■ WHAT THE EXERCISE ASKS ■
Images excluded, return every record exactly as it reads.

■ Page and application data records ■

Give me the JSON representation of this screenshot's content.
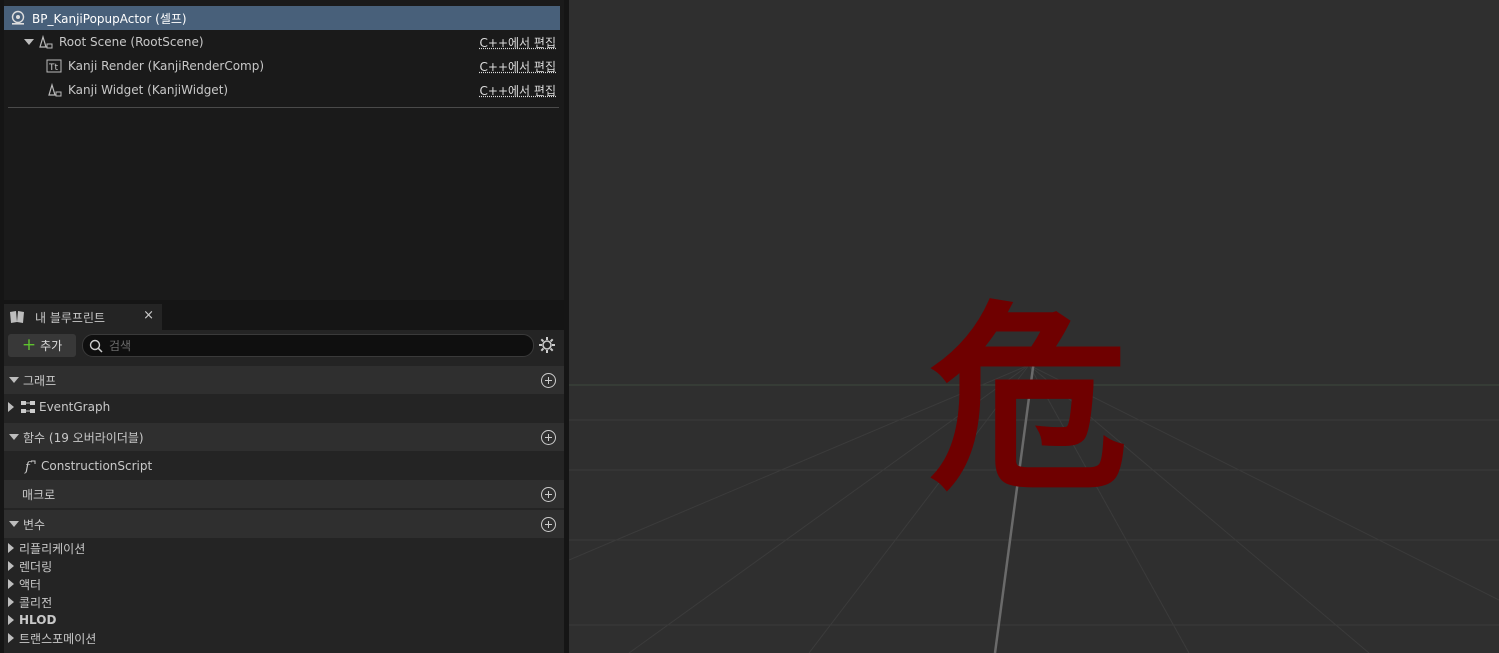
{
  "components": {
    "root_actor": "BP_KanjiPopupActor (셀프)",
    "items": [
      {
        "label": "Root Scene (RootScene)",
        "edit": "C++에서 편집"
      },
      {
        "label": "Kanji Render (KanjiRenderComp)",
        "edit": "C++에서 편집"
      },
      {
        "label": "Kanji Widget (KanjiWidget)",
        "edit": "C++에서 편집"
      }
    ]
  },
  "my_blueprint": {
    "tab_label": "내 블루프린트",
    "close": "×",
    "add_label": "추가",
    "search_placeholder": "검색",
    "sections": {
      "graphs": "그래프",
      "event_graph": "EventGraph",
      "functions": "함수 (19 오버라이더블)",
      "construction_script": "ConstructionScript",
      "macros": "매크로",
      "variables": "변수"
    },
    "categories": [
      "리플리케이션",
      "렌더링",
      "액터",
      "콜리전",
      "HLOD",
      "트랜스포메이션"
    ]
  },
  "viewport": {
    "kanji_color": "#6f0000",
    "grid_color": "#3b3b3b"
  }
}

■ PROBLEM SOLUTION ■
Give me the JSON representation of this screenshot's content.
{
  "components": {
    "root_actor": "BP_KanjiPopupActor (셀프)",
    "items": [
      {
        "label": "Root Scene (RootScene)",
        "edit": "C++에서 편집"
      },
      {
        "label": "Kanji Render (KanjiRenderComp)",
        "edit": "C++에서 편집"
      },
      {
        "label": "Kanji Widget (KanjiWidget)",
        "edit": "C++에서 편집"
      }
    ]
  },
  "my_blueprint": {
    "tab_label": "내 블루프린트",
    "close": "×",
    "add_label": "추가",
    "search_placeholder": "검색",
    "sections": {
      "graphs": "그래프",
      "event_graph": "EventGraph",
      "functions": "함수 (19 오버라이더블)",
      "construction_script": "ConstructionScript",
      "macros": "매크로",
      "variables": "변수"
    },
    "categories": [
      "리플리케이션",
      "렌더링",
      "액터",
      "콜리전",
      "HLOD",
      "트랜스포메이션"
    ]
  },
  "viewport": {
    "kanji_color": "#6f0000",
    "grid_color": "#3b3b3b"
  }
}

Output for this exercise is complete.